# Exercise
One exact copy of the listing is needed. It should contain no pictures.

# Task input
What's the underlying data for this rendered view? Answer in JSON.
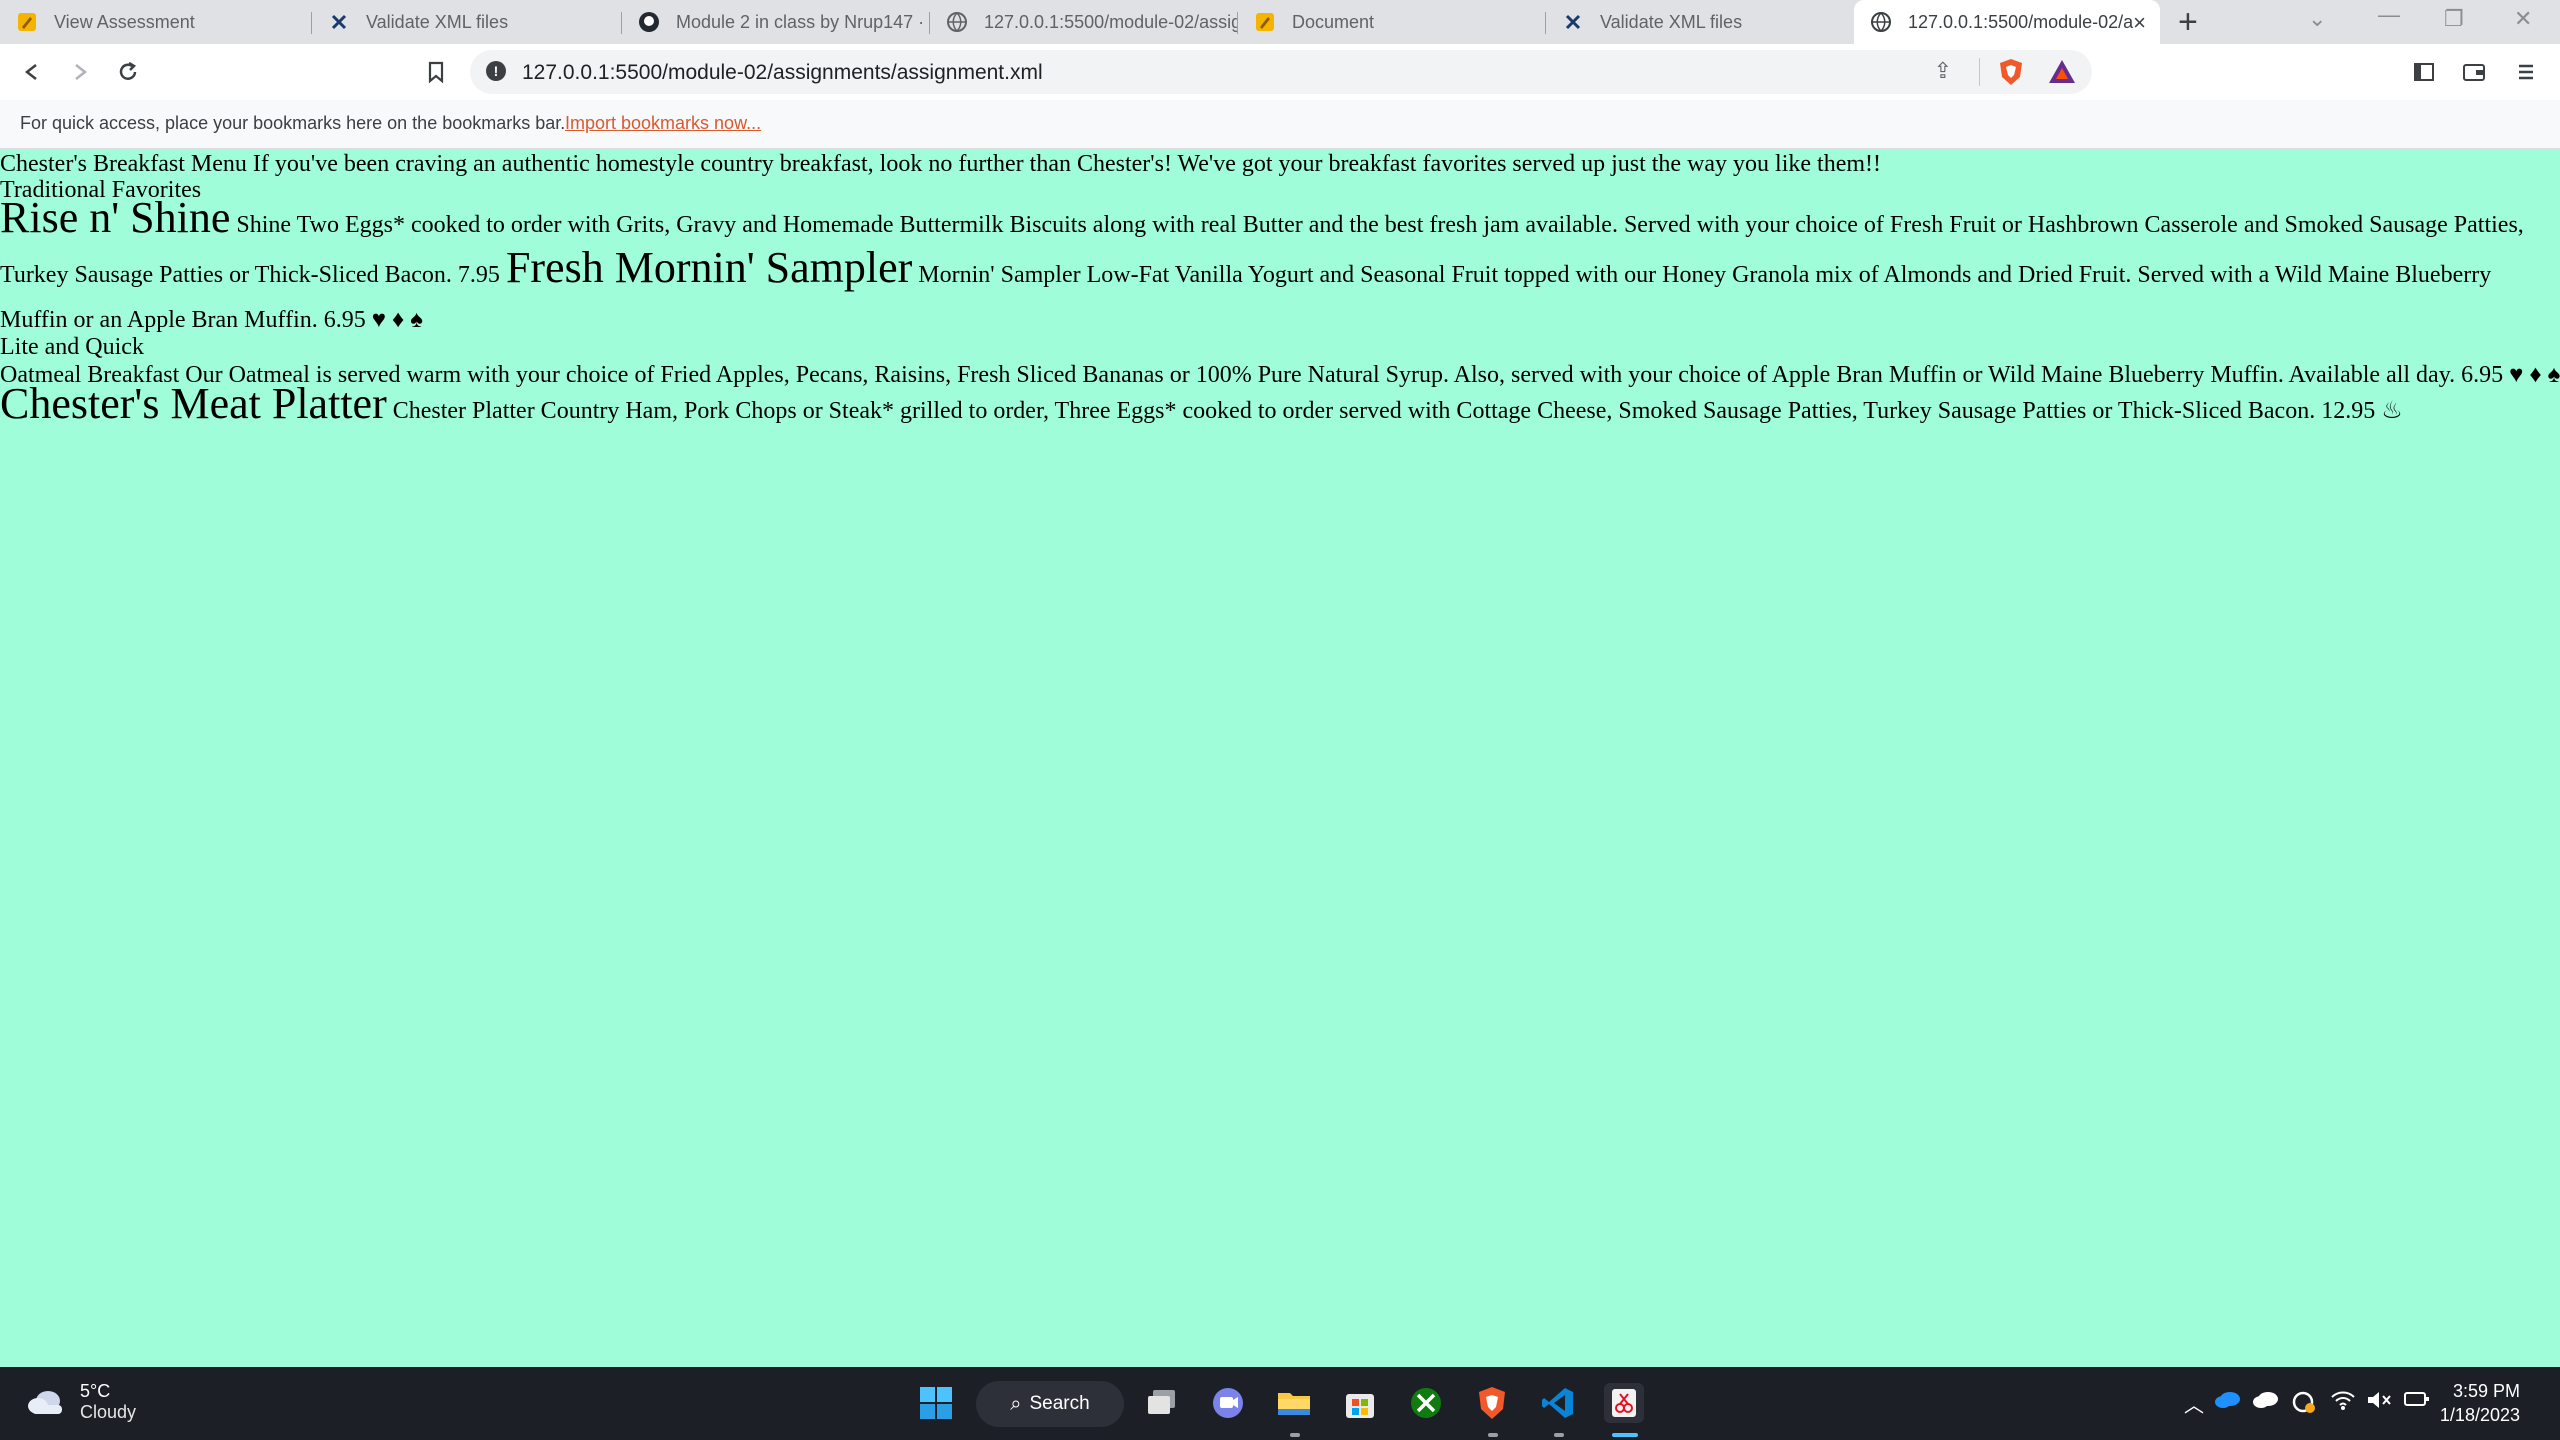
{
  "browser": {
    "tabs": [
      {
        "title": "View Assessment",
        "icon": "pencil-icon"
      },
      {
        "title": "Validate XML files",
        "icon": "x-logo-icon"
      },
      {
        "title": "Module 2 in class by Nrup147 ·",
        "icon": "github-icon"
      },
      {
        "title": "127.0.0.1:5500/module-02/assig",
        "icon": "globe-icon"
      },
      {
        "title": "Document",
        "icon": "pencil-icon"
      },
      {
        "title": "Validate XML files",
        "icon": "x-logo-icon"
      },
      {
        "title": "127.0.0.1:5500/module-02/a",
        "icon": "globe-icon",
        "active": true
      }
    ],
    "new_tab": "+",
    "close_tab": "×",
    "url": "127.0.0.1:5500/module-02/assignments/assignment.xml",
    "bookmarks_message": "For quick access, place your bookmarks here on the bookmarks bar.",
    "import_bookmarks": "Import bookmarks now..."
  },
  "page": {
    "line1": "Chester's Breakfast Menu If you've been craving an authentic homestyle country breakfast, look no further than Chester's! We've got your breakfast favorites served up just the way you like them!!",
    "line2": "Traditional Favorites",
    "item1_title": "Rise n' Shine",
    "item1_desc_a": "Shine Two Eggs* cooked to order with Grits, Gravy and Homemade Buttermilk Biscuits along with real Butter and the best fresh jam available. Served with your choice of Fresh Fruit or Hashbrown Casserole and Smoked Sausage Patties,",
    "item1_desc_b": "Turkey Sausage Patties or Thick-Sliced Bacon. 7.95",
    "item2_title": "Fresh Mornin' Sampler",
    "item2_desc_a": "Mornin' Sampler Low-Fat Vanilla Yogurt and Seasonal Fruit topped with our Honey Granola mix of Almonds and Dried Fruit. Served with a Wild Maine Blueberry",
    "item2_desc_b": "Muffin or an Apple Bran Muffin. 6.95 ♥ ♦ ♠",
    "line_lite": "Lite and Quick",
    "line_oatmeal": "Oatmeal Breakfast Our Oatmeal is served warm with your choice of Fried Apples, Pecans, Raisins, Fresh Sliced Bananas or 100% Pure Natural Syrup. Also, served with your choice of Apple Bran Muffin or Wild Maine Blueberry Muffin. Available all day. 6.95 ♥ ♦ ♠",
    "item3_title": "Chester's Meat Platter",
    "item3_desc": "Chester Platter Country Ham, Pork Chops or Steak* grilled to order, Three Eggs* cooked to order served with Cottage Cheese, Smoked Sausage Patties, Turkey Sausage Patties or Thick-Sliced Bacon. 12.95 ♨"
  },
  "taskbar": {
    "temperature": "5°C",
    "condition": "Cloudy",
    "search": "Search",
    "time": "3:59 PM",
    "date": "1/18/2023"
  },
  "colors": {
    "page_background": "#a0fdd9",
    "taskbar": "#1c1f26",
    "import_link": "#d85a2f"
  }
}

# Result of this exercise
What's the underlying data for this rendered view? Answer in JSON.
{
  "browser": {
    "tabs": [
      {
        "title": "View Assessment",
        "icon": "pencil-icon"
      },
      {
        "title": "Validate XML files",
        "icon": "x-logo-icon"
      },
      {
        "title": "Module 2 in class by Nrup147 ·",
        "icon": "github-icon"
      },
      {
        "title": "127.0.0.1:5500/module-02/assig",
        "icon": "globe-icon"
      },
      {
        "title": "Document",
        "icon": "pencil-icon"
      },
      {
        "title": "Validate XML files",
        "icon": "x-logo-icon"
      },
      {
        "title": "127.0.0.1:5500/module-02/a",
        "icon": "globe-icon",
        "active": true
      }
    ],
    "new_tab": "+",
    "close_tab": "×",
    "url": "127.0.0.1:5500/module-02/assignments/assignment.xml",
    "bookmarks_message": "For quick access, place your bookmarks here on the bookmarks bar.",
    "import_bookmarks": "Import bookmarks now..."
  },
  "page": {
    "line1": "Chester's Breakfast Menu If you've been craving an authentic homestyle country breakfast, look no further than Chester's! We've got your breakfast favorites served up just the way you like them!!",
    "line2": "Traditional Favorites",
    "item1_title": "Rise n' Shine",
    "item1_desc_a": "Shine Two Eggs* cooked to order with Grits, Gravy and Homemade Buttermilk Biscuits along with real Butter and the best fresh jam available. Served with your choice of Fresh Fruit or Hashbrown Casserole and Smoked Sausage Patties,",
    "item1_desc_b": "Turkey Sausage Patties or Thick-Sliced Bacon. 7.95",
    "item2_title": "Fresh Mornin' Sampler",
    "item2_desc_a": "Mornin' Sampler Low-Fat Vanilla Yogurt and Seasonal Fruit topped with our Honey Granola mix of Almonds and Dried Fruit. Served with a Wild Maine Blueberry",
    "item2_desc_b": "Muffin or an Apple Bran Muffin. 6.95 ♥ ♦ ♠",
    "line_lite": "Lite and Quick",
    "line_oatmeal": "Oatmeal Breakfast Our Oatmeal is served warm with your choice of Fried Apples, Pecans, Raisins, Fresh Sliced Bananas or 100% Pure Natural Syrup. Also, served with your choice of Apple Bran Muffin or Wild Maine Blueberry Muffin. Available all day. 6.95 ♥ ♦ ♠",
    "item3_title": "Chester's Meat Platter",
    "item3_desc": "Chester Platter Country Ham, Pork Chops or Steak* grilled to order, Three Eggs* cooked to order served with Cottage Cheese, Smoked Sausage Patties, Turkey Sausage Patties or Thick-Sliced Bacon. 12.95 ♨"
  },
  "taskbar": {
    "temperature": "5°C",
    "condition": "Cloudy",
    "search": "Search",
    "time": "3:59 PM",
    "date": "1/18/2023"
  },
  "colors": {
    "page_background": "#a0fdd9",
    "taskbar": "#1c1f26",
    "import_link": "#d85a2f"
  }
}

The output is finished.